His tendency not to attempt tackles and the fact he has good recovery pace mean he doesn’t get caught out very often (sounds a bit like Van de Ven, right?). He has only been dribbled past once all season and has also only been booked once. By way of comparison, one of Tottenham’s current stand-in centre-backs, Emerson Royal, is being dribbled past on average 1.7 times every 90 minutes this season and has three yellow cards to his name in 14 hours less playing time than Dragusin (777 minutes compared to 1,710).
It would be difficult for any new signing to be more rash than the woefully ill-disciplined Romero but Spurs fans will still be pleased nonetheless to know how infrequently Dragusin gets booked.
He has mostly played in a back three over the past 18 months for Genoa, but Spurs often build with a three-man defence as both full-backs invert simultaneously, so he could well learn their in-possession game without too much trouble.
He is also extremely versatile; despite playing most of his football at left centre-back, he can play across the back line. In Genoa’s last six games, for example, he has played on the left side of the back three twice, in the middle of the three on three occasions, and once on the right side of the three. The fact that he alone can act as a back-up to both Van de Ven and Romero as a left-sided or right-sided centre-back is a huge bonus.
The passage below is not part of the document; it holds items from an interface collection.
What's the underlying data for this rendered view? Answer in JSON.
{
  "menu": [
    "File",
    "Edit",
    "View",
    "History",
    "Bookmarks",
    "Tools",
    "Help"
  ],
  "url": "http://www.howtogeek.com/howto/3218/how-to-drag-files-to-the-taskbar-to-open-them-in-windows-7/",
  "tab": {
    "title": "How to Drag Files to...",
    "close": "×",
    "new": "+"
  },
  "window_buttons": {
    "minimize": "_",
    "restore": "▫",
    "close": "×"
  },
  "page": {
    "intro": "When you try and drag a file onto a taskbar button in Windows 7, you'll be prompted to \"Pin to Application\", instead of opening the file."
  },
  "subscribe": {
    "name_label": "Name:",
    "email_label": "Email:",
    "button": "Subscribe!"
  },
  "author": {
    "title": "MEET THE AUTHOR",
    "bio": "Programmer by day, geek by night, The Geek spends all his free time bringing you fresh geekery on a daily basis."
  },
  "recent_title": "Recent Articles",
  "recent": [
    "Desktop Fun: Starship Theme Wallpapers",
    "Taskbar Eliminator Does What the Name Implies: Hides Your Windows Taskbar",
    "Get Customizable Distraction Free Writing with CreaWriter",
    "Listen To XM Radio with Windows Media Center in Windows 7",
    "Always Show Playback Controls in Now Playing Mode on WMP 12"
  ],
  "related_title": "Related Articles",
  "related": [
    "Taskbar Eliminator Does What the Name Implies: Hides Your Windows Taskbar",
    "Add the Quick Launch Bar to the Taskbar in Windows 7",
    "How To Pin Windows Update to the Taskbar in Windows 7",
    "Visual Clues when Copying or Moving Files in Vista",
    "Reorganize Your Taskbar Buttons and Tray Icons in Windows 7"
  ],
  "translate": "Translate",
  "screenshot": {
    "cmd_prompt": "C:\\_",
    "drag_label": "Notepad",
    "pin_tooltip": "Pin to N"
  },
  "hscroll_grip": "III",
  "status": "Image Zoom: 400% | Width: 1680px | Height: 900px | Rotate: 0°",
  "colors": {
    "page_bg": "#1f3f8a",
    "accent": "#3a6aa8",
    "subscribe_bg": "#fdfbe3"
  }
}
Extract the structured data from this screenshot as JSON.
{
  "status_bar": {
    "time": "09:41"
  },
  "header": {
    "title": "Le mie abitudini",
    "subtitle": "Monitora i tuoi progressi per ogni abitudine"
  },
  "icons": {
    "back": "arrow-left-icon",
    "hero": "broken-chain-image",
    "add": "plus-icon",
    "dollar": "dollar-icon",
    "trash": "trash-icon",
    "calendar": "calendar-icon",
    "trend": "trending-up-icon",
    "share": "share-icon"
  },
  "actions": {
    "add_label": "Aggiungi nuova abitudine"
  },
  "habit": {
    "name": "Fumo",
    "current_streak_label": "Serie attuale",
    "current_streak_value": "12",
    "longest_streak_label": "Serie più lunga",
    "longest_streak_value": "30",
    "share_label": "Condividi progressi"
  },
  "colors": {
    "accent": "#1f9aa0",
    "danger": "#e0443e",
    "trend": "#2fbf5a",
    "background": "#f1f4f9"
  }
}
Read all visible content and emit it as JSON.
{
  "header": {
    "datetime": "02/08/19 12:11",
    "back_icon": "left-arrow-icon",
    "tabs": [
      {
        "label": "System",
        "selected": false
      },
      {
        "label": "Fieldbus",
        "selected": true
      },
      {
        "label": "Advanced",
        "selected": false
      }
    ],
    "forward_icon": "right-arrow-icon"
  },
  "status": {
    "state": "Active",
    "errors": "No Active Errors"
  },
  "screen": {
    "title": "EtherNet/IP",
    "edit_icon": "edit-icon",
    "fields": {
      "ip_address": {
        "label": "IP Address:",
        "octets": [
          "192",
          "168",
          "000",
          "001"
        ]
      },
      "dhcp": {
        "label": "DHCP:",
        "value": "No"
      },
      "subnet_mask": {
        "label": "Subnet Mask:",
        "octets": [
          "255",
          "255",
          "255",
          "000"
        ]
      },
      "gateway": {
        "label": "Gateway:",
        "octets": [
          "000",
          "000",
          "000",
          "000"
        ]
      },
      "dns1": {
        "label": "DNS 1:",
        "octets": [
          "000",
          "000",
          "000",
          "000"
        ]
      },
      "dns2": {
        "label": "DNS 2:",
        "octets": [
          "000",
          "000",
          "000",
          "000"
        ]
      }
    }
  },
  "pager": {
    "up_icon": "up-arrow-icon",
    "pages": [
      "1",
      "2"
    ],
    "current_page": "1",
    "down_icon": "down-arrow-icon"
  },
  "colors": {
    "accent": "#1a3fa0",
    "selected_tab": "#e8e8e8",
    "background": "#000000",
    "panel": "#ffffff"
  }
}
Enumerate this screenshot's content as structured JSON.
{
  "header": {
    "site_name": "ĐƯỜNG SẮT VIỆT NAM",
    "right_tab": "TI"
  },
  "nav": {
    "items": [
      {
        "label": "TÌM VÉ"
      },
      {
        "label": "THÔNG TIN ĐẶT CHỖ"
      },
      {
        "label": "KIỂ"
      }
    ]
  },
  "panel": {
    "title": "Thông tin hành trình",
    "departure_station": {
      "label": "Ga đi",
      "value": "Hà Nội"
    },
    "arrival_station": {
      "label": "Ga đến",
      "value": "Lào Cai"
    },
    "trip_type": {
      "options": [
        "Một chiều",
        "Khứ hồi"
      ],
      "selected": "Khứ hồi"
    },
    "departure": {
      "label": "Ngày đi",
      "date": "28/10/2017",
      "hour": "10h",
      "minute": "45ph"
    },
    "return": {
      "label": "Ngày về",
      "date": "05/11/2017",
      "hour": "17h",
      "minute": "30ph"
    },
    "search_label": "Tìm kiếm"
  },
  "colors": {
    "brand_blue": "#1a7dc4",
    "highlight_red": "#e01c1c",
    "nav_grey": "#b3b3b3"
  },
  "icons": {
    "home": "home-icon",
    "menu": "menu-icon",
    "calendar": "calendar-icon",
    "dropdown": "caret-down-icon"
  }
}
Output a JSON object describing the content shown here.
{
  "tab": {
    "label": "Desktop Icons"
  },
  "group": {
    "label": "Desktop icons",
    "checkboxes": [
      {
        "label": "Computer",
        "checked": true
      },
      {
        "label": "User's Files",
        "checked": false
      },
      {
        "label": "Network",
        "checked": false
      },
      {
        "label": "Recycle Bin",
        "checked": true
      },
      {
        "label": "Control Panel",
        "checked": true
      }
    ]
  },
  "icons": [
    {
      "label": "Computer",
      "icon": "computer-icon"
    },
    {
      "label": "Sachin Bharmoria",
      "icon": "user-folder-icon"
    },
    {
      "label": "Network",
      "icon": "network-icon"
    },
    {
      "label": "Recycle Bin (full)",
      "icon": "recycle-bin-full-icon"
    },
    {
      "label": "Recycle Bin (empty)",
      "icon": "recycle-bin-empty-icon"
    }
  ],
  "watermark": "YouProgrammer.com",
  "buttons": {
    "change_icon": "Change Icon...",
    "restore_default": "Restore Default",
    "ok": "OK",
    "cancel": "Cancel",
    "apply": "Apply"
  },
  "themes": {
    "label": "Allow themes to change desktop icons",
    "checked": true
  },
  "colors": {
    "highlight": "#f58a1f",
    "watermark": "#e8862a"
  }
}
He also has the potential to one day usurp one of them.
Blessin, having worked closely with the youngster, is in no doubt as to Dragusin’s prospects in the Premier League.
“He is a model professional,” he says. “He has the perfect character to make his next step a success.”
All the ingredients are there to suggest this is another Serie A import that Spurs fans should be excited about.